Overall, UKEF’s accounts show that it supported more contracts last year than it has for the last 25 years, with a 23% year-on-year increase in the number of exporters supported. UKEF supported more than £800m of new UK export contracts with trade finance and insurance and issued £1.8bn of export support.
UKEF is the operating name of the government’s Export Credit Guarantee Department, which is perennially the source of political controversy on account of its exposure to allegations of ‘picking winners’ and providing state-subsidised financial services to private companies. ECGD traditionally argues that it is supporting the UK economy by helping UK companies win contracts that would otherwise be awarded to overseas competitors. Its existence goes to the heart of any debate about the proper role of government.
Companies supported by UKEF last year include Kier. When Kier bid for a contract to develop part of Dubai’s Bluewaters Island site, UKEF gave Meraas Holding, the project sponsor, a US$317.9m loan in exchange for Kier getting the tender.
While some might see this as a murky area, Kier executive managing director Paul Woodman said it was just good business. “This is a significant contract for Kier that will support our growth in the Middle East,” he said. “Working with UKEF has allowed us to offer a broader range of solutions to our customers and help achieve our export goals.”
Margaret Eyres, UKEF’s head of direct lending, said: “UKEF support can make a real difference between valuable orders being won and lost. Companies like Kier, for instance, are able to compete for construction contracts overseas with confidence in the knowledge that they have first class financial support behind them.”

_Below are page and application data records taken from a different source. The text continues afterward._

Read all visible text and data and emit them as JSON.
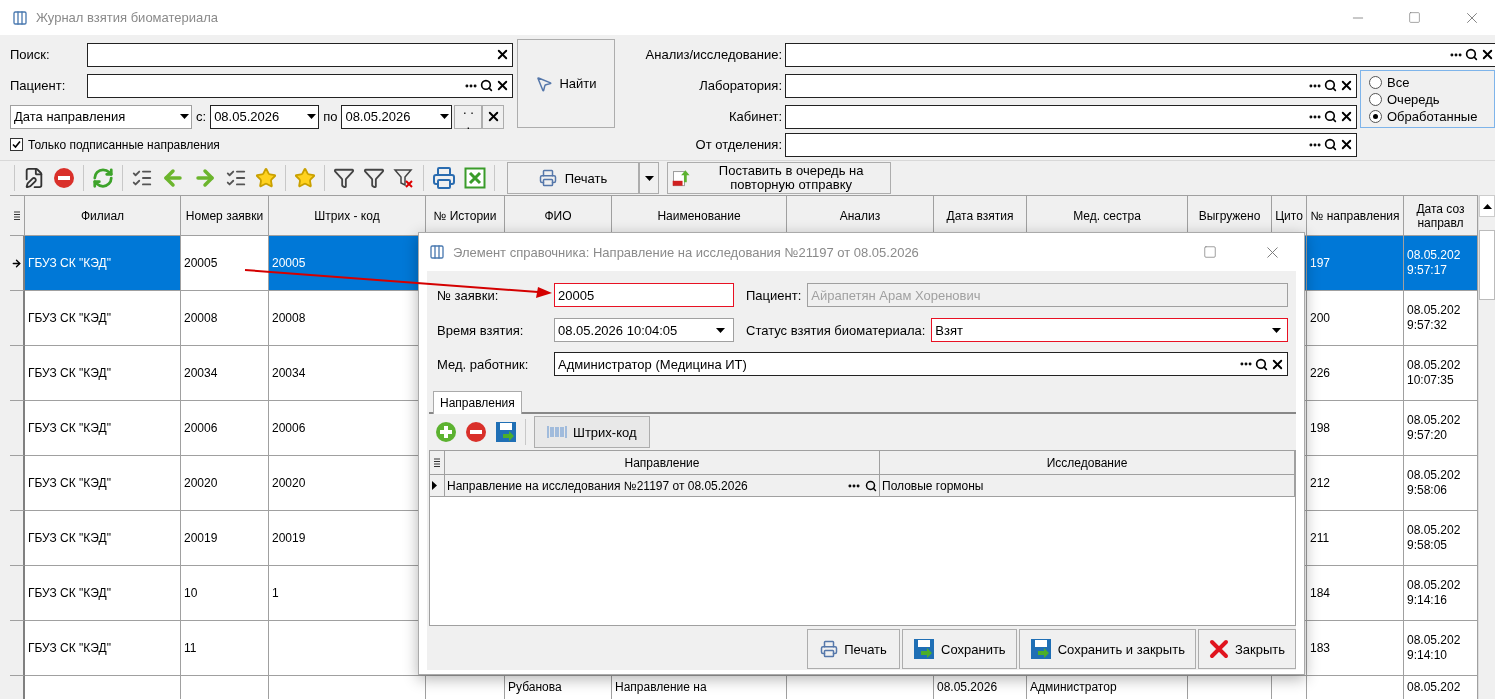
{
  "window": {
    "title": "Журнал взятия биоматериала"
  },
  "filters": {
    "search": {
      "label": "Поиск:"
    },
    "patient": {
      "label": "Пациент:"
    },
    "date": {
      "field": "Дата направления",
      "from_label": "с:",
      "from": "08.05.2026",
      "to_label": "по",
      "to": "08.05.2026",
      "more": ". . ."
    },
    "signed_only": {
      "label": "Только подписанные направления",
      "checked": true
    },
    "find_button": "Найти",
    "lookups": [
      {
        "label": "Анализ/исследование:"
      },
      {
        "label": "Лаборатория:"
      },
      {
        "label": "Кабинет:"
      },
      {
        "label": "От отделения:"
      }
    ],
    "status": [
      {
        "label": "Все",
        "selected": false
      },
      {
        "label": "Очередь",
        "selected": false
      },
      {
        "label": "Обработанные",
        "selected": true
      }
    ]
  },
  "toolbar": {
    "print": "Печать",
    "requeue": "Поставить в очередь на повторную отправку"
  },
  "table": {
    "columns": [
      {
        "label": "Филиал"
      },
      {
        "label": "Номер заявки"
      },
      {
        "label": "Штрих - код"
      },
      {
        "label": "№ Истории"
      },
      {
        "label": "ФИО"
      },
      {
        "label": "Наименование"
      },
      {
        "label": "Анализ"
      },
      {
        "label": "Дата взятия"
      },
      {
        "label": "Мед. сестра"
      },
      {
        "label": "Выгружено"
      },
      {
        "label": "Цито"
      },
      {
        "label": "№ направления"
      },
      {
        "label": "Дата соз направл"
      }
    ],
    "rows": [
      {
        "selected": true,
        "current": true,
        "cells": [
          "ГБУЗ СК \"КЭД\"",
          {
            "text": "20005",
            "focused": true
          },
          "20005",
          null,
          null,
          null,
          null,
          null,
          null,
          null,
          null,
          "197",
          "08.05.202 9:57:17"
        ]
      },
      {
        "selected": false,
        "current": false,
        "cells": [
          "ГБУЗ СК \"КЭД\"",
          "20008",
          "20008",
          null,
          null,
          null,
          null,
          null,
          null,
          null,
          null,
          "200",
          "08.05.202 9:57:32"
        ]
      },
      {
        "selected": false,
        "current": false,
        "cells": [
          "ГБУЗ СК \"КЭД\"",
          "20034",
          "20034",
          null,
          null,
          null,
          null,
          null,
          null,
          null,
          null,
          "226",
          "08.05.202 10:07:35"
        ]
      },
      {
        "selected": false,
        "current": false,
        "cells": [
          "ГБУЗ СК \"КЭД\"",
          "20006",
          "20006",
          null,
          null,
          null,
          null,
          null,
          null,
          null,
          null,
          "198",
          "08.05.202 9:57:20"
        ]
      },
      {
        "selected": false,
        "current": false,
        "cells": [
          "ГБУЗ СК \"КЭД\"",
          "20020",
          "20020",
          null,
          null,
          null,
          null,
          null,
          null,
          null,
          null,
          "212",
          "08.05.202 9:58:06"
        ]
      },
      {
        "selected": false,
        "current": false,
        "cells": [
          "ГБУЗ СК \"КЭД\"",
          "20019",
          "20019",
          null,
          null,
          null,
          null,
          null,
          null,
          null,
          null,
          "211",
          "08.05.202 9:58:05"
        ]
      },
      {
        "selected": false,
        "current": false,
        "cells": [
          "ГБУЗ СК \"КЭД\"",
          "10",
          "1",
          null,
          null,
          null,
          null,
          null,
          null,
          null,
          null,
          "184",
          "08.05.202 9:14:16"
        ]
      },
      {
        "selected": false,
        "current": false,
        "cells": [
          "ГБУЗ СК \"КЭД\"",
          "11",
          null,
          null,
          null,
          null,
          null,
          null,
          null,
          null,
          null,
          "183",
          "08.05.202 9:14:10"
        ]
      },
      {
        "selected": false,
        "current": false,
        "cells": [
          null,
          null,
          null,
          null,
          "Рубанова",
          "Направление на",
          null,
          "08.05.2026",
          "Администратор",
          null,
          null,
          null,
          "08.05.202"
        ]
      }
    ]
  },
  "dialog": {
    "title": "Элемент справочника: Направление на исследования №21197 от 08.05.2026",
    "order": {
      "label": "№ заявки:",
      "value": "20005",
      "invalid": true
    },
    "patient": {
      "label": "Пациент:",
      "value": "Айрапетян Арам Хоренович",
      "disabled": true
    },
    "taken_at": {
      "label": "Время взятия:",
      "value": "08.05.2026 10:04:05"
    },
    "status": {
      "label": "Статус взятия биоматериала:",
      "value": "Взят",
      "invalid": true
    },
    "worker": {
      "label": "Мед. работник:",
      "value": "Администратор (Медицина ИТ)"
    },
    "tabs": [
      {
        "label": "Направления",
        "selected": true
      }
    ],
    "barcode_button": "Штрих-код",
    "grid": {
      "columns": [
        "Направление",
        "Исследование"
      ],
      "rows": [
        {
          "current": true,
          "cells": [
            "Направление на исследования №21197 от 08.05.2026",
            "Половые гормоны"
          ]
        }
      ]
    },
    "buttons": [
      {
        "label": "Печать",
        "kind": "print"
      },
      {
        "label": "Сохранить",
        "kind": "save"
      },
      {
        "label": "Сохранить и закрыть",
        "kind": "save"
      },
      {
        "label": "Закрыть",
        "kind": "close"
      }
    ]
  }
}
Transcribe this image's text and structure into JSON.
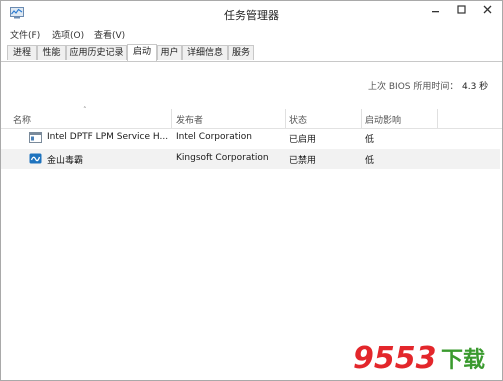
{
  "window": {
    "title": "任务管理器"
  },
  "menu": [
    "文件(F)",
    "选项(O)",
    "查看(V)"
  ],
  "tabs": [
    {
      "label": "进程"
    },
    {
      "label": "性能"
    },
    {
      "label": "应用历史记录"
    },
    {
      "label": "启动",
      "active": true
    },
    {
      "label": "用户"
    },
    {
      "label": "详细信息"
    },
    {
      "label": "服务"
    }
  ],
  "bios": {
    "label": "上次 BIOS 所用时间：",
    "value": "4.3 秒"
  },
  "columns": {
    "name": "名称",
    "publisher": "发布者",
    "status": "状态",
    "impact": "启动影响"
  },
  "rows": [
    {
      "name": "Intel DPTF LPM Service H...",
      "publisher": "Intel Corporation",
      "status": "已启用",
      "impact": "低",
      "icon": "app-window-icon"
    },
    {
      "name": "金山毒霸",
      "publisher": "Kingsoft Corporation",
      "status": "已禁用",
      "impact": "低",
      "icon": "kingsoft-shield-icon"
    }
  ],
  "watermark": {
    "text": "9553",
    "suffix": "下载"
  },
  "colors": {
    "accent": "#1e73be",
    "watermark_red": "#e3262b",
    "watermark_green": "#3a9a2e"
  }
}
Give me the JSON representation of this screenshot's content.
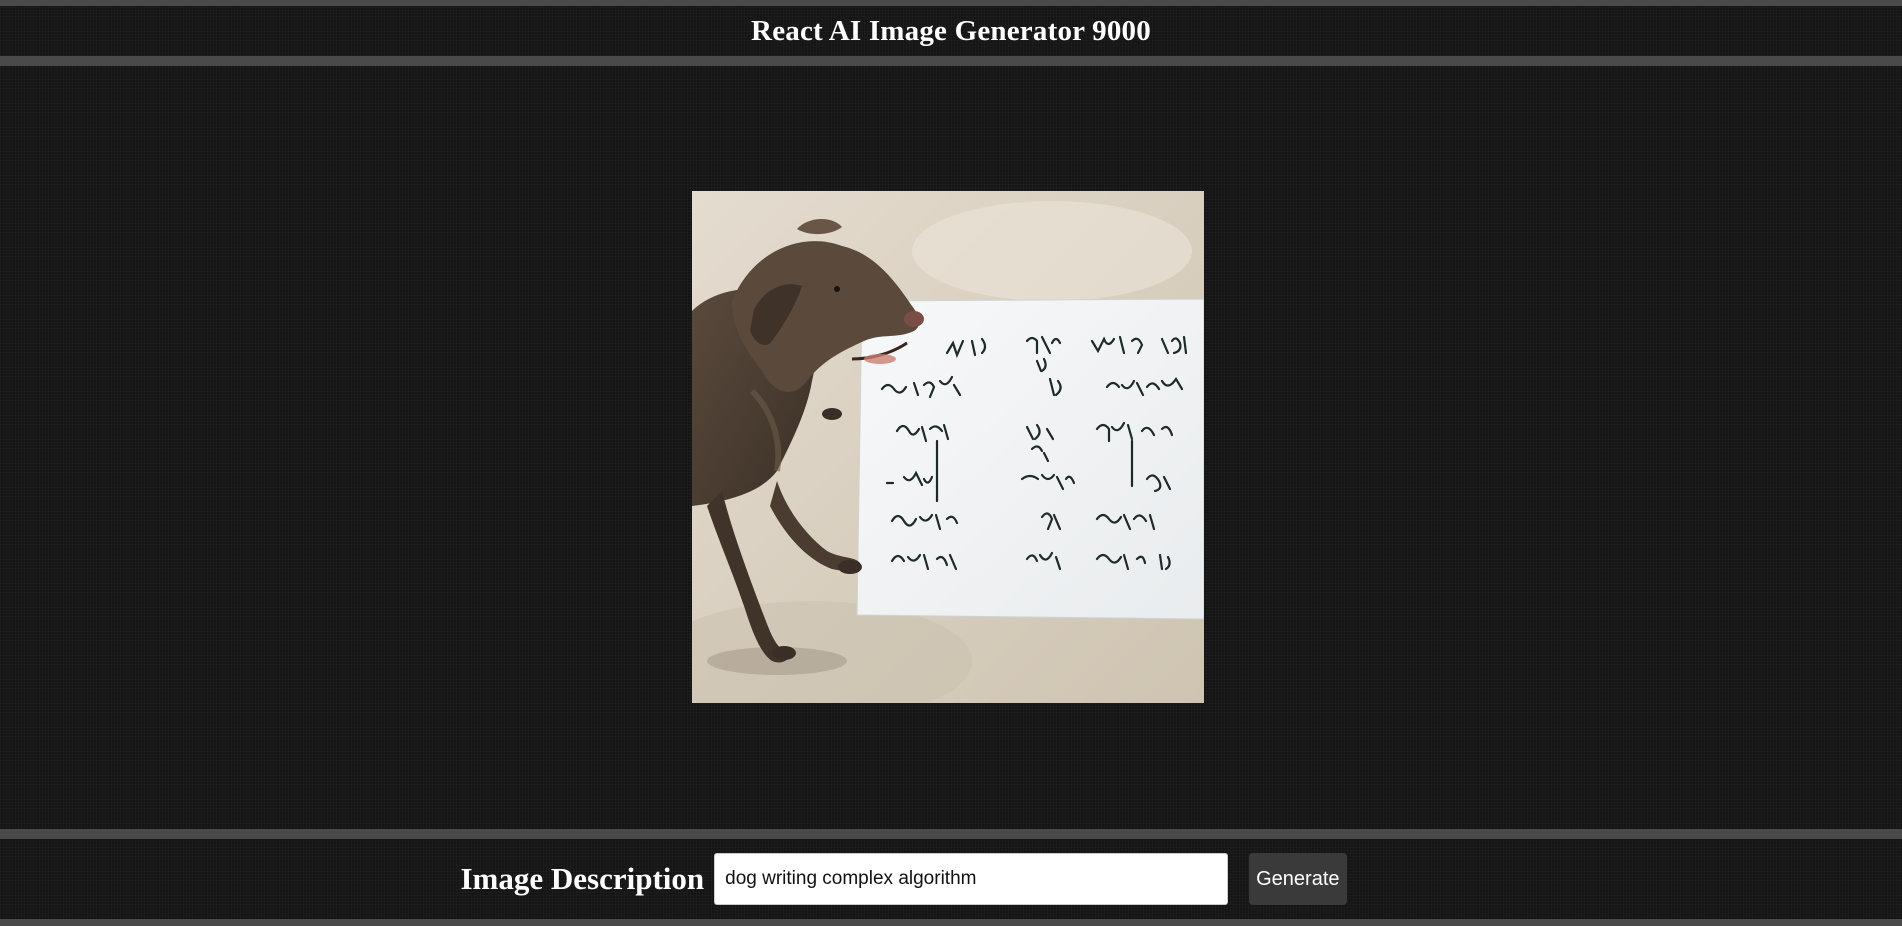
{
  "app": {
    "title": "React AI Image Generator 9000"
  },
  "main": {
    "image_alt": "dog writing complex algorithm"
  },
  "footer": {
    "label": "Image Description",
    "input_value": "dog writing complex algorithm",
    "button_label": "Generate"
  },
  "colors": {
    "background": "#151515",
    "divider": "#4a4a4a",
    "button_bg": "#3a3a3a",
    "text": "#ffffff"
  }
}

UKEF chief executive Louis Taylor added: “UK Export Finance’s mission is to ensure that no viable UK export should fail for lack of finance or insurance from the private sector. This year’s results show that we are making significant progress in reaching a wider customer base. We will continue to be innovative and flexible, anticipating the needs of exporters and finding ways to meet them.”